“Over the last six years, we have reduced our debt by $8 billion and returned $7.5 billion to our owners,” noted Bastian, while mentioning the airline was named among Fortune Magazine’s “Most Admired Companies” in 2017, and it was rated Fortune’s “Most Admired Airline” – a rank it has enjoyed for six out of the past seven The company also followed through on its commitment of contributing 1 percent of its net income from the previous year in donations to key charitable organizations – donating a total of $37 million around the world.
“In closing, we’ve had a good year,” said Bastian, adding he’s even more excited about the next 10 years.
Civil rights advocate Jesse Jackson quickly stood to a microphone after Bastian’s comments and he complimented the company for its dedication to diversity. He said United Airline does not have one African-American on its board.
And Southwest Airlines has one African-American director – Atlanta’s own Veronica Biggins, a search consultant.
Jackson also thanked Delta for making a significant contribution to the “Maynard Movie” about Atlanta’s first African-American mayor – Maynard Jackson.
“Thank you for bringing that to our attention,” Bastian told Jackson (no relation to the late Mayor Jackson).
“Y’all are doing so well I’m almost ashamed to say it,” Jackson told Bastian. Then he noted Delta’s service to the African continent – mentioning South Africa and Nigeria in particular, but he added the quip – “you were a little late in discovering that.”
And Jackson complained that the mileage costs to Africa were higher than the mileage costs to Europe.
To that, Bastian said costs are set by the market.
Later Jackson also said he appreciated Delta having African-Americans on its board. Currently, Kathy Waller, the chief financial officer of the Coca-Cola Co.’ and William H. Easter III, retired CEO of DCP Midstream LLC – formerly Duke Energy Field Services LLC serve on the board.
Former Atlanta Mayor Shirley Franklin retired from Delta board on Thursday, and the company honored her and another outgoing director – Kenneth Woodrow – at a board dinner Wednesday night. Delta has a mandatory retirement age of 72. Woodrow attended Friday’s annual meeting while Franklin decided to take an early flight back to Atlanta instead.
Only one other person addressed the board – Martin Klein, a noted attorney who has a base in New York and Palm Beach. Klein said he, his wife and daughter are big Delta customers.

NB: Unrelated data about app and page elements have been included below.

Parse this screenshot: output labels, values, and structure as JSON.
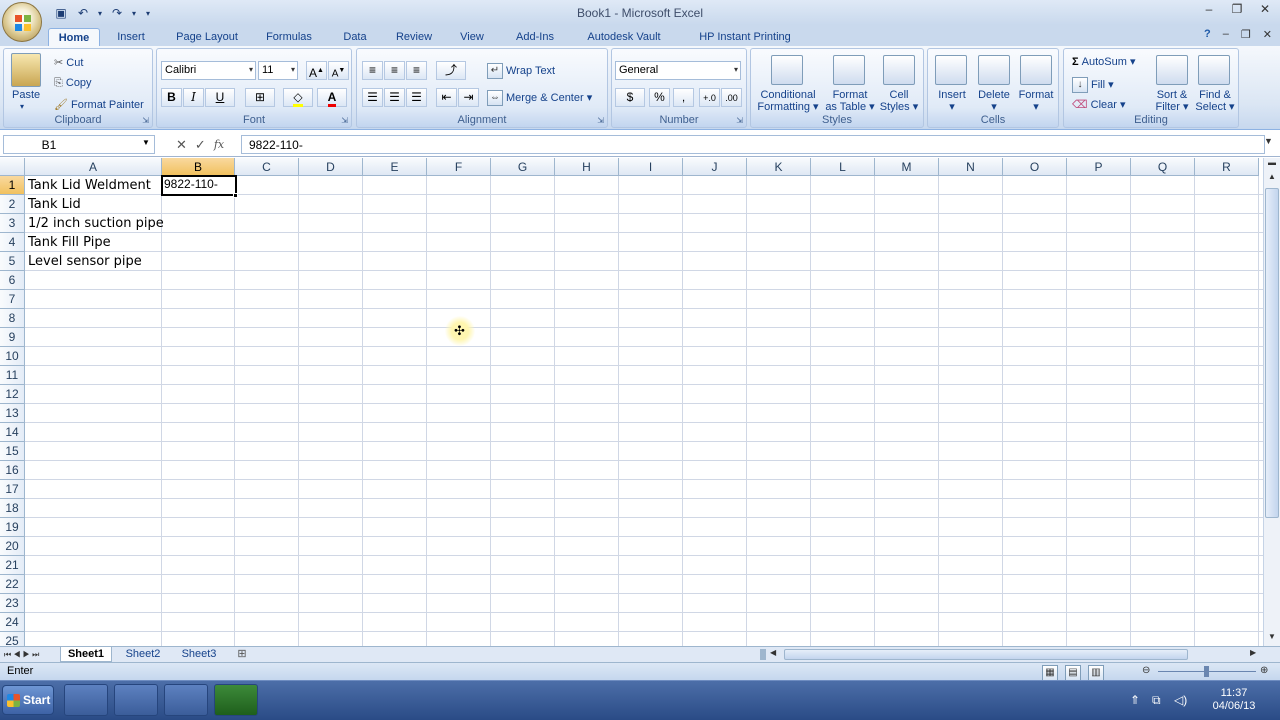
{
  "window": {
    "title": "Book1 - Microsoft Excel"
  },
  "tabs": [
    "Home",
    "Insert",
    "Page Layout",
    "Formulas",
    "Data",
    "Review",
    "View",
    "Add-Ins",
    "Autodesk Vault",
    "HP Instant Printing"
  ],
  "ribbon": {
    "clipboard": {
      "label": "Clipboard",
      "paste": "Paste",
      "cut": "Cut",
      "copy": "Copy",
      "format_painter": "Format Painter"
    },
    "font": {
      "label": "Font",
      "font_name": "Calibri",
      "font_size": "11",
      "bold": "B",
      "italic": "I",
      "underline": "U"
    },
    "alignment": {
      "label": "Alignment",
      "wrap_text": "Wrap Text",
      "merge_center": "Merge & Center"
    },
    "number": {
      "label": "Number",
      "format": "General",
      "percent": "%",
      "comma": ","
    },
    "styles": {
      "label": "Styles",
      "conditional_formatting_1": "Conditional",
      "conditional_formatting_2": "Formatting",
      "format_table_1": "Format",
      "format_table_2": "as Table",
      "cell_styles_1": "Cell",
      "cell_styles_2": "Styles"
    },
    "cells": {
      "label": "Cells",
      "insert": "Insert",
      "delete": "Delete",
      "format": "Format"
    },
    "editing": {
      "label": "Editing",
      "autosum": "AutoSum",
      "fill": "Fill",
      "clear": "Clear",
      "sort_filter_1": "Sort &",
      "sort_filter_2": "Filter",
      "find_select_1": "Find &",
      "find_select_2": "Select"
    }
  },
  "formula_bar": {
    "name_box": "B1",
    "fx": "fx",
    "formula": "9822-110-"
  },
  "columns": [
    "A",
    "B",
    "C",
    "D",
    "E",
    "F",
    "G",
    "H",
    "I",
    "J",
    "K",
    "L",
    "M",
    "N",
    "O",
    "P",
    "Q",
    "R"
  ],
  "rows": [
    "1",
    "2",
    "3",
    "4",
    "5",
    "6",
    "7",
    "8",
    "9",
    "10",
    "11",
    "12",
    "13",
    "14",
    "15",
    "16",
    "17",
    "18",
    "19",
    "20",
    "21",
    "22",
    "23",
    "24",
    "25"
  ],
  "cells": {
    "A1": "Tank Lid Weldment",
    "A2": "Tank Lid",
    "A3": "1/2 inch suction pipe",
    "A4": "Tank Fill Pipe",
    "A5": "Level sensor pipe",
    "B1": "9822-110-"
  },
  "sheets": [
    "Sheet1",
    "Sheet2",
    "Sheet3"
  ],
  "status": {
    "mode": "Enter"
  },
  "taskbar": {
    "start": "Start",
    "clock_time": "11:37",
    "clock_date": "04/06/13"
  },
  "colors": {
    "ribbon_bg": "#dbe6f4",
    "selected_header": "#f1c15f",
    "taskbar": "#2a4b86"
  }
}
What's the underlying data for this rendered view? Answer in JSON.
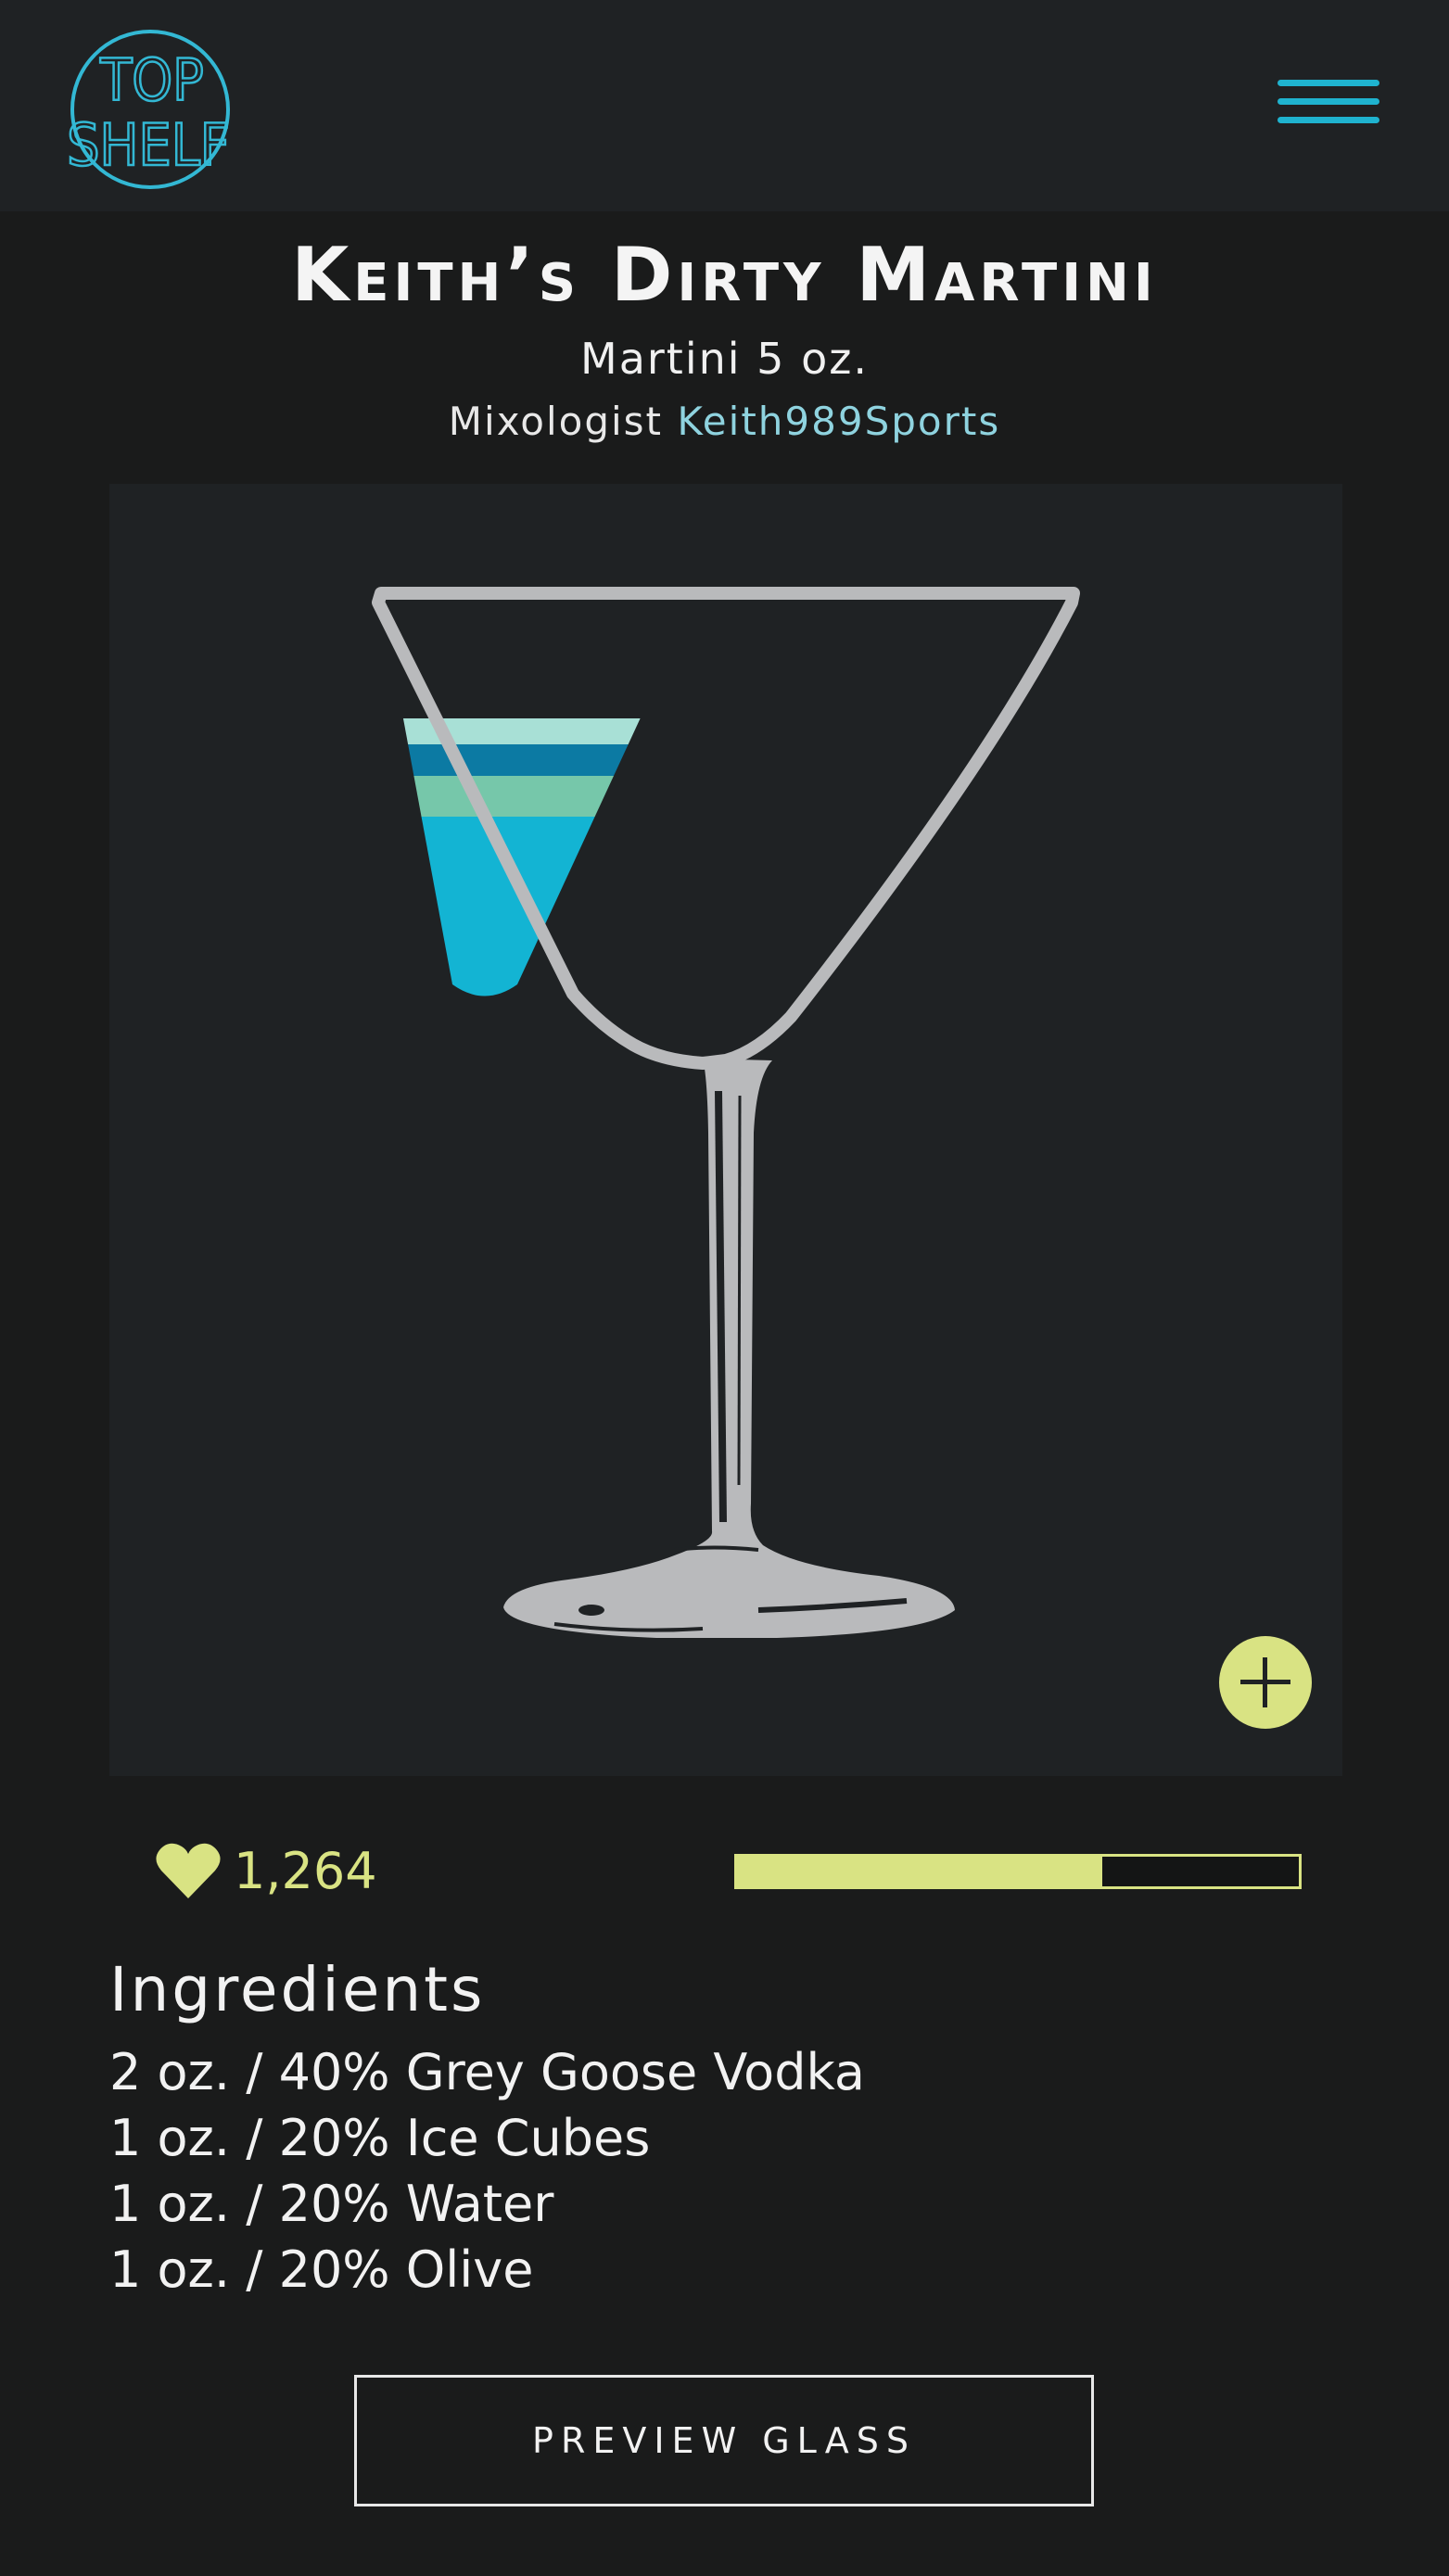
{
  "header": {
    "logo_text": "TOP SHELF",
    "menu_icon": "hamburger-menu-icon"
  },
  "drink": {
    "title": "Keith’s Dirty Martini",
    "subtitle": "Martini 5 oz.",
    "mixologist_label": "Mixologist",
    "mixologist_name": "Keith989Sports"
  },
  "glass": {
    "type": "martini",
    "layers": [
      "#a8e0d6",
      "#0c7aa3",
      "#76c7aa",
      "#13b4d3"
    ]
  },
  "actions": {
    "add_icon": "plus-icon",
    "heart_icon": "heart-icon"
  },
  "stats": {
    "likes": "1,264",
    "rating_fraction": 0.65
  },
  "ingredients": {
    "heading": "Ingredients",
    "items": [
      "2 oz. / 40% Grey Goose Vodka",
      "1 oz. / 20% Ice Cubes",
      "1 oz. / 20% Water",
      "1 oz. / 20% Olive"
    ]
  },
  "preview_button": "PREVIEW GLASS",
  "colors": {
    "accent_cyan": "#1fb3cf",
    "accent_lime": "#d9e383",
    "background": "#1a1b1b",
    "panel": "#1f2224"
  }
}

“Certainly we are not the largest shareholder,” said Klein, adding that he and his family “only fly Delta,” and he appreciated the kindness and loyalty they’ve received over the years.

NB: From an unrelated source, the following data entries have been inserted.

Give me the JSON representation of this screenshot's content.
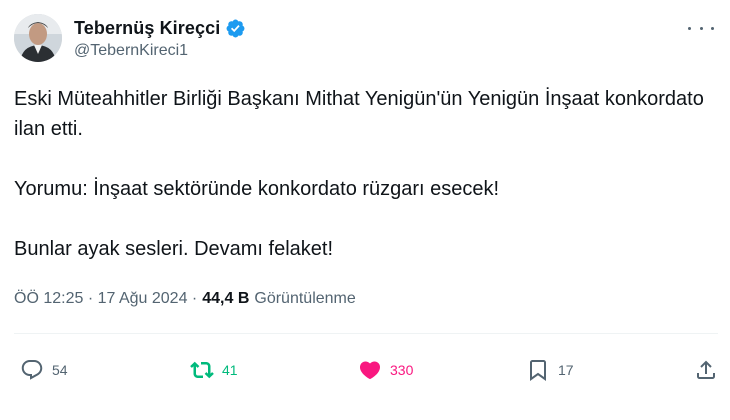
{
  "user": {
    "display_name": "Tebernüş Kireçci",
    "handle": "@TebernKireci1",
    "verified": true
  },
  "icons": {
    "avatar": "avatar-photo",
    "verified": "verified-badge-icon",
    "more": "more-options-icon",
    "reply": "reply-icon",
    "retweet": "retweet-icon",
    "like": "heart-icon",
    "bookmark": "bookmark-icon",
    "share": "share-icon"
  },
  "tweet": {
    "paragraphs": [
      "Eski Müteahhitler Birliği Başkanı Mithat Yenigün'ün Yenigün İnşaat konkordato ilan etti.",
      "Yorumu: İnşaat sektöründe konkordato rüzgarı esecek!",
      "Bunlar ayak sesleri. Devamı felaket!"
    ]
  },
  "meta": {
    "time_date": "ÖÖ 12:25 · 17 Ağu 2024 ·",
    "views_count": "44,4 B",
    "views_label": "Görüntülenme"
  },
  "actions": {
    "replies": "54",
    "retweets": "41",
    "likes": "330",
    "bookmarks": "17"
  },
  "colors": {
    "text_primary": "#0f1419",
    "text_secondary": "#536471",
    "verified": "#1d9bf0",
    "retweet_active": "#00ba7c",
    "like_active": "#f91880",
    "divider": "#eff3f4"
  }
}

In short, the 2017 annual meeting was a celebratory occasion for Delta.